Only it’s been realigned to Jesus. Repurposed away from himself, toward Christ.
Same-old Saul, brand-new Paul.
“We hardly know the guy anymore;
He’s just like he used to be, only he’s completely different.”
And, this passion and intensity register in the heart as Joy.
Let’s not fail to remember that Paul is excited beyond words:
That he knows, after the fact of his conversion, that it was completely worth the pain.
That being engaged in the particular ministry he’s been given
Brings him indescribable happiness.
When we have fully converted to a new way of thinking,
We eventually look back on our lives,
No matter what they have brought us,
And we can laugh at everything that’s gone on,
No matter how ridiculous the circumstances.
Last night, I attended the Jackson Recovery Centers banquet.
I heard a woman named Magdalena tell the story of her slow conversion
To the principles of Al-Anon.
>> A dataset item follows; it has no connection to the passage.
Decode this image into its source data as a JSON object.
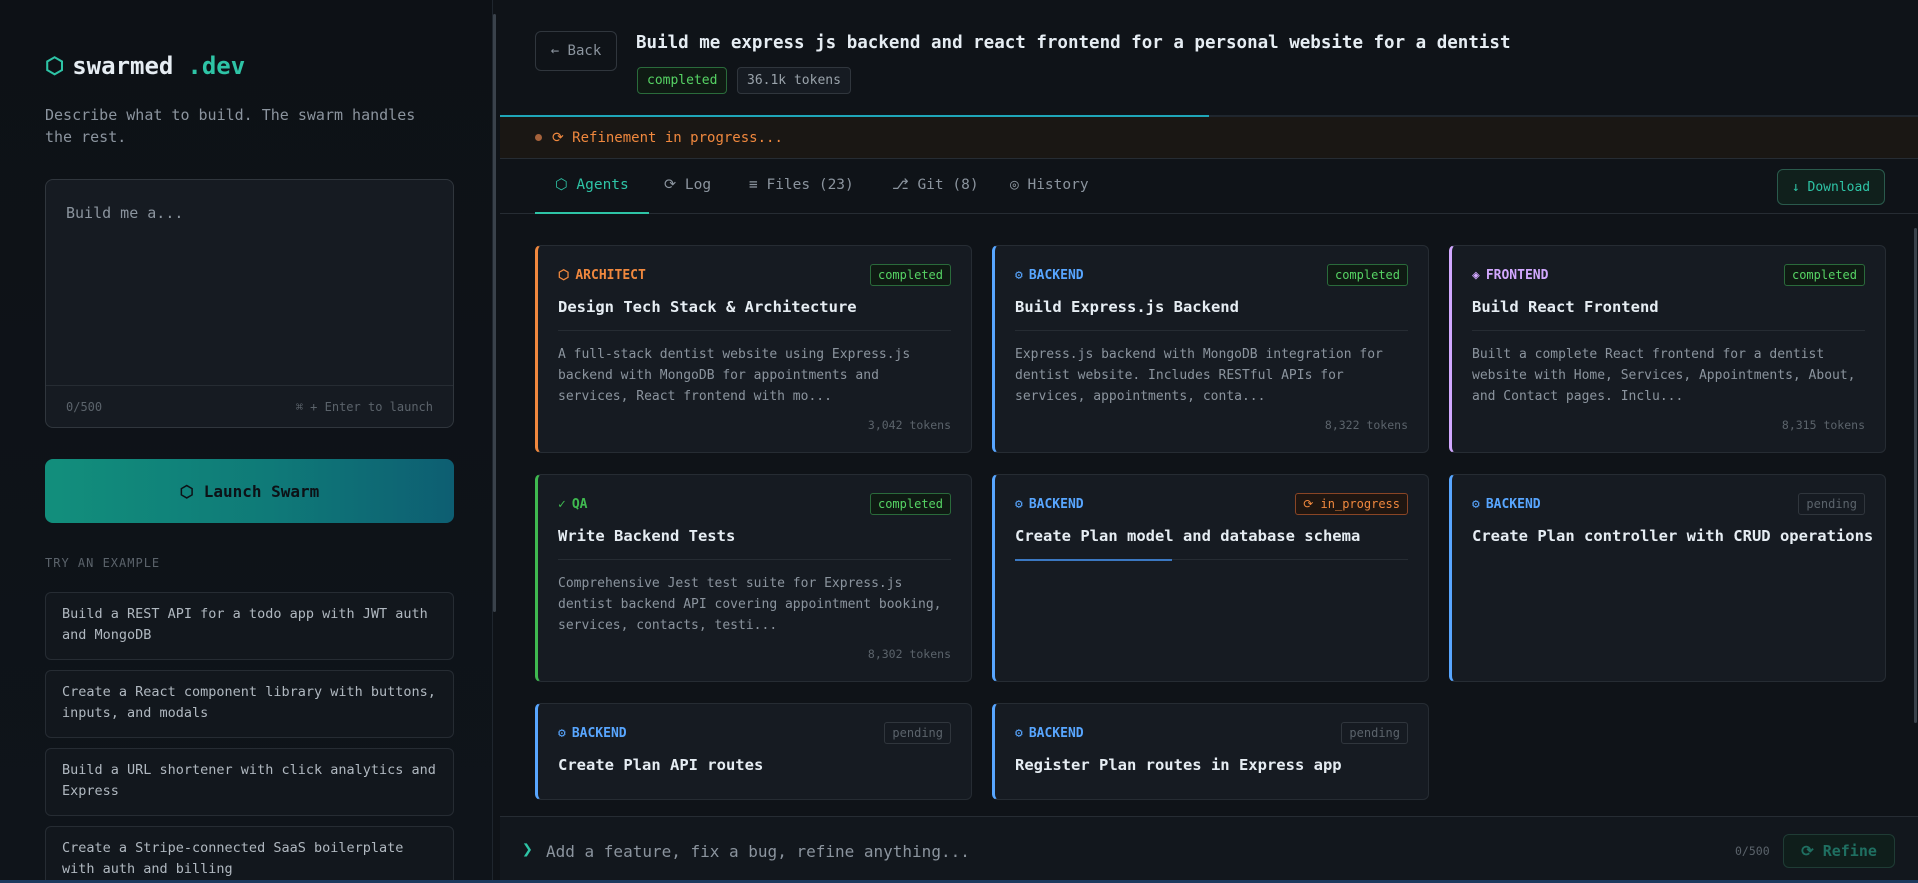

She spoke for just one quick hour.
She grew up in the some of the absolute worst of circumstances:
Dirt-poor in Mexico,
The child of a deeply abusive alcoholic father,
Who never brought home bread, but only money, for tequila.
She’d been told from the very beginning of her life that she was totally worthless,
And she had believed it.
She believed she was stupid and ugly;
Her father called her a prostitute; she believed that, too.
She dodged American authorities trying to find and deport her
By hiding in the piles of chicken waste
Under the chicken coops she tended as an undocumented, illegal immigrant.
She wanted to die or kill someone. Someone like her father.
She later married – wouldn’t ya know it? – an alcoholic,
And all the trouble just rolled on.
It took years and years of tears and sweat
For her to come around to the idea that she might actually be worth something.
That, I think, was the heart of her conversion:
To finally understand that she was worth saving as a person.
And I will tell you that throughout her telling of her story last night,
Magdalena radiated unthinkable joy and peace and deep, deep humor.
Here she was telling us about wanting to kill her father, all these horrible things,
And she had us laughing about them with her,
Because in hindsight she saw her life for what it was,
And she publicly showed us these cavernous scars on her soul,
And she seemed to be saying that because of them –
Because of her hard life, not in spite of it –
There was nothing to do but look back and laugh.
And now she is fully converted.
She has nothing but confidence in this gospel
And she will spend the rest of her life preaching it
To anyone who can hear it and benefit from it.
Those who have been truly converted to any new way of thinking just know
That they have to keep giving it away,
Keep giving it away, giving it away;
That that’s how it works;
That giving it away, mystery of mysteries, is how we hold on to it.
Giving away the mystery.
Christ at the center of all things.
The redeeming, resurrected Word and love of God.
That’s the conversion – the lifetime conversion – at the heart of our faith.
To love and love and show love and talk about love and give love away
Because we were loved first by God in Christ.
So perhaps we are more like Saul than we know in our waste and abuse of life.
And perhaps we are more like Paul than we know in our love for God.
The question is simply this:
Will we submit to the same process by which Saul becomes Paul?